Three separate protests of SOPA, two in music form, as the Internet public starts to realize the real dangers of the controversial legislation
Activists and musicians are turning to music to protest the controversial Stop Online Piracy Act (SOPA), showing that the Internet is a force for creativity, and bills like SOPA will ultimately hurt the next generation of content creators.
Artist and activist Dan Bull has published a new rap song on YouTube, titled 'SOPA Cabana'. Featured on the home of page of the infamous The Pirate Bay, the song now has nearly 300,000 views and more than 26,000 likes.
Taking full advantage of how the Internet works, the music video was made with the help of the Internet public via crowd-sourcing, with people filming themselves holding up sections of the lyrics as part of the video.
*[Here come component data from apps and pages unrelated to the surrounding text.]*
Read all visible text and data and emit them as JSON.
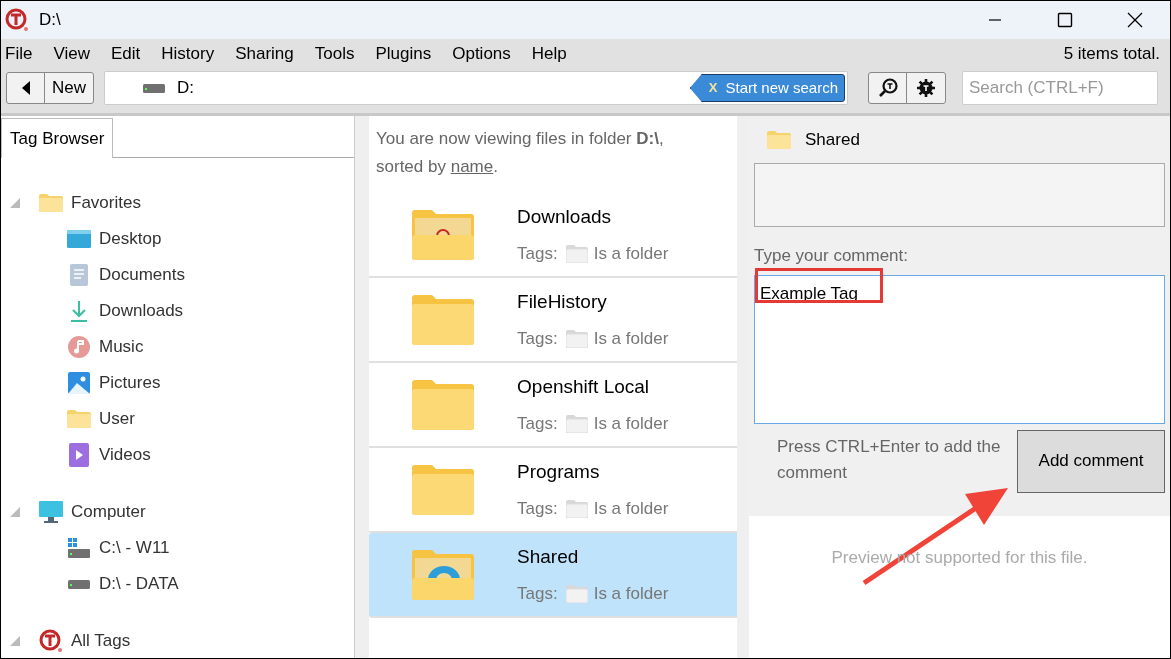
{
  "window": {
    "title": "D:\\"
  },
  "menu": [
    "File",
    "View",
    "Edit",
    "History",
    "Sharing",
    "Tools",
    "Plugins",
    "Options",
    "Help"
  ],
  "items_total": "5 items total.",
  "toolbar": {
    "new_button": "New",
    "location": "D:",
    "search_chip": "Start new search",
    "search_chip_close": "X",
    "search_placeholder": "Search (CTRL+F)"
  },
  "sidebar": {
    "tab": "Tag Browser",
    "tree": [
      {
        "label": "Favorites",
        "kind": "folder",
        "expanded": true,
        "children": [
          {
            "label": "Desktop",
            "kind": "desktop"
          },
          {
            "label": "Documents",
            "kind": "documents"
          },
          {
            "label": "Downloads",
            "kind": "downloads"
          },
          {
            "label": "Music",
            "kind": "music"
          },
          {
            "label": "Pictures",
            "kind": "pictures"
          },
          {
            "label": "User",
            "kind": "folder"
          },
          {
            "label": "Videos",
            "kind": "videos"
          }
        ]
      },
      {
        "label": "Computer",
        "kind": "computer",
        "expanded": true,
        "children": [
          {
            "label": "C:\\ - W11",
            "kind": "system-drive"
          },
          {
            "label": "D:\\ - DATA",
            "kind": "drive"
          }
        ]
      },
      {
        "label": "All Tags",
        "kind": "tags",
        "expanded": true
      }
    ]
  },
  "listing": {
    "header": "You are now viewing files in folder **D:\\**, sorted by",
    "sort_link": "name",
    "header_end": ".",
    "files": [
      {
        "name": "Downloads",
        "kind": "download-folder",
        "tags_label": "Tags:",
        "tag": "Is a folder",
        "selected": false
      },
      {
        "name": "FileHistory",
        "kind": "folder",
        "tags_label": "Tags:",
        "tag": "Is a folder",
        "selected": false
      },
      {
        "name": "Openshift Local",
        "kind": "folder",
        "tags_label": "Tags:",
        "tag": "Is a folder",
        "selected": false
      },
      {
        "name": "Programs",
        "kind": "folder",
        "tags_label": "Tags:",
        "tag": "Is a folder",
        "selected": false
      },
      {
        "name": "Shared",
        "kind": "shared-folder",
        "tags_label": "Tags:",
        "tag": "Is a folder",
        "selected": true
      }
    ]
  },
  "details": {
    "name": "Shared",
    "comment_label": "Type your comment:",
    "comment_value": "Example Tag",
    "hint": "Press CTRL+Enter to add the comment",
    "add_button": "Add comment",
    "preview": "Preview not supported for this file."
  }
}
Speaking to TorrentFreak, Bull urged legislators to reconsider SOPA and not risk harming the creative engine that is the Internet. "People from all around the world wanted to share in the creative process, for free, and to me that demonstrates the best of what the Internet is about. I hope it comes across as a great example of precisely what SOPA will destroy – free speech, free culture and a free internet," said Dan.
On a similar theme, the musician who penned the influential hit "Obama Girl" is back with another comedy hit, 'Firewall (Don't Let Our Government Ruin The Internets)', featuring the hilarious lyrics "Someone could spend more time in jail than Conrad Murray for illegally downloading a Michael Jackson song!". Leah Kauffman is hoping her song helps to stop SOPA, and when asked by Cnet what she would do is President Obama signs SOPA into law, Kauffman responded: "I would no longer have a crush on him".
A song without music is just words, and document uploader Scribd is doing their part in protesting SOPA by censoring selective words in uploaded documents, and presenting visitors with information on how to oppose SOPA.
Scribd allows users to upload and share documents online, some of which will inevitably be copyrighted. Under SOPA, websites like Scribd could be classified as "dedicated to piracy", and could be forced offline as a result. "Congress is pushing through legislation that threatens the future of the Internet. With this legislation in place, entire domains like Scribd could simply vanish from the web," said a statement, which was presented to users during Scridb's protest.